YOUR TASK
The records below are to be quoted in full; please keep every word exact.

EXCERPTED DATA
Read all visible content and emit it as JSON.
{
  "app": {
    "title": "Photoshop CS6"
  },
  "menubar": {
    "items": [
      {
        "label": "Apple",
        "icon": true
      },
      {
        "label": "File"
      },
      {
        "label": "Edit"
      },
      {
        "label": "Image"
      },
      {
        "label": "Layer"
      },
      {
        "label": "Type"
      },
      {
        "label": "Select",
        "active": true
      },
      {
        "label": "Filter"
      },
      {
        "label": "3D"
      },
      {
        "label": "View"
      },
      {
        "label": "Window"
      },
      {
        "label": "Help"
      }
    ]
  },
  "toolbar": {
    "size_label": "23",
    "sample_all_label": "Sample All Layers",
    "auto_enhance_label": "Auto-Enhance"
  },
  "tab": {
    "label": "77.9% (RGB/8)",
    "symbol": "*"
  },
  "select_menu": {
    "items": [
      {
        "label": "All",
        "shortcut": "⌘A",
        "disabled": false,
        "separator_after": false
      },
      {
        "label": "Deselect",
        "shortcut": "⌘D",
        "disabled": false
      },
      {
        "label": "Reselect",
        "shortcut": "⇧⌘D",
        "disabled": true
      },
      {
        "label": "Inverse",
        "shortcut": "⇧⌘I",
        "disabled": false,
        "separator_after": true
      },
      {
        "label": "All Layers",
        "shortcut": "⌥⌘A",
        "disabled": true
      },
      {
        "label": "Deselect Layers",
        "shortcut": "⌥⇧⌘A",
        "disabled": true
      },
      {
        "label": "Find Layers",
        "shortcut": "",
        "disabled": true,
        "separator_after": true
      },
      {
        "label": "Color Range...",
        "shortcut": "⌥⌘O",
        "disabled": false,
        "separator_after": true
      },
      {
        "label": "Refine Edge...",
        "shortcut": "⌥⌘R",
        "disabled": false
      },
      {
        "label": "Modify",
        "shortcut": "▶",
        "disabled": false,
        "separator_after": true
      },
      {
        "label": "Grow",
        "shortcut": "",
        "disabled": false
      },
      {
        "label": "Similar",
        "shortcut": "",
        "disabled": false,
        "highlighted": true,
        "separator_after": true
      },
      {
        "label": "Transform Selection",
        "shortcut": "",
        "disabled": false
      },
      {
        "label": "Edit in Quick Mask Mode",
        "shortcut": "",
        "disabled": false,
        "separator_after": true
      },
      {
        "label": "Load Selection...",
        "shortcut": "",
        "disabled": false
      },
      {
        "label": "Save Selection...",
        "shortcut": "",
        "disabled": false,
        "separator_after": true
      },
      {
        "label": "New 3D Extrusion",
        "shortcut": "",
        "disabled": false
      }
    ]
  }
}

SOLUTION TO THE EXERCISE
Read all visible content and emit it as JSON.
{
  "app": {
    "title": "Photoshop CS6"
  },
  "menubar": {
    "items": [
      {
        "label": "Apple",
        "icon": true
      },
      {
        "label": "File"
      },
      {
        "label": "Edit"
      },
      {
        "label": "Image"
      },
      {
        "label": "Layer"
      },
      {
        "label": "Type"
      },
      {
        "label": "Select",
        "active": true
      },
      {
        "label": "Filter"
      },
      {
        "label": "3D"
      },
      {
        "label": "View"
      },
      {
        "label": "Window"
      },
      {
        "label": "Help"
      }
    ]
  },
  "toolbar": {
    "size_label": "23",
    "sample_all_label": "Sample All Layers",
    "auto_enhance_label": "Auto-Enhance"
  },
  "tab": {
    "label": "77.9% (RGB/8)",
    "symbol": "*"
  },
  "select_menu": {
    "items": [
      {
        "label": "All",
        "shortcut": "⌘A",
        "disabled": false,
        "separator_after": false
      },
      {
        "label": "Deselect",
        "shortcut": "⌘D",
        "disabled": false
      },
      {
        "label": "Reselect",
        "shortcut": "⇧⌘D",
        "disabled": true
      },
      {
        "label": "Inverse",
        "shortcut": "⇧⌘I",
        "disabled": false,
        "separator_after": true
      },
      {
        "label": "All Layers",
        "shortcut": "⌥⌘A",
        "disabled": true
      },
      {
        "label": "Deselect Layers",
        "shortcut": "⌥⇧⌘A",
        "disabled": true
      },
      {
        "label": "Find Layers",
        "shortcut": "",
        "disabled": true,
        "separator_after": true
      },
      {
        "label": "Color Range...",
        "shortcut": "⌥⌘O",
        "disabled": false,
        "separator_after": true
      },
      {
        "label": "Refine Edge...",
        "shortcut": "⌥⌘R",
        "disabled": false
      },
      {
        "label": "Modify",
        "shortcut": "▶",
        "disabled": false,
        "separator_after": true
      },
      {
        "label": "Grow",
        "shortcut": "",
        "disabled": false
      },
      {
        "label": "Similar",
        "shortcut": "",
        "disabled": false,
        "highlighted": true,
        "separator_after": true
      },
      {
        "label": "Transform Selection",
        "shortcut": "",
        "disabled": false
      },
      {
        "label": "Edit in Quick Mask Mode",
        "shortcut": "",
        "disabled": false,
        "separator_after": true
      },
      {
        "label": "Load Selection...",
        "shortcut": "",
        "disabled": false
      },
      {
        "label": "Save Selection...",
        "shortcut": "",
        "disabled": false,
        "separator_after": true
      },
      {
        "label": "New 3D Extrusion",
        "shortcut": "",
        "disabled": false
      }
    ]
  }
}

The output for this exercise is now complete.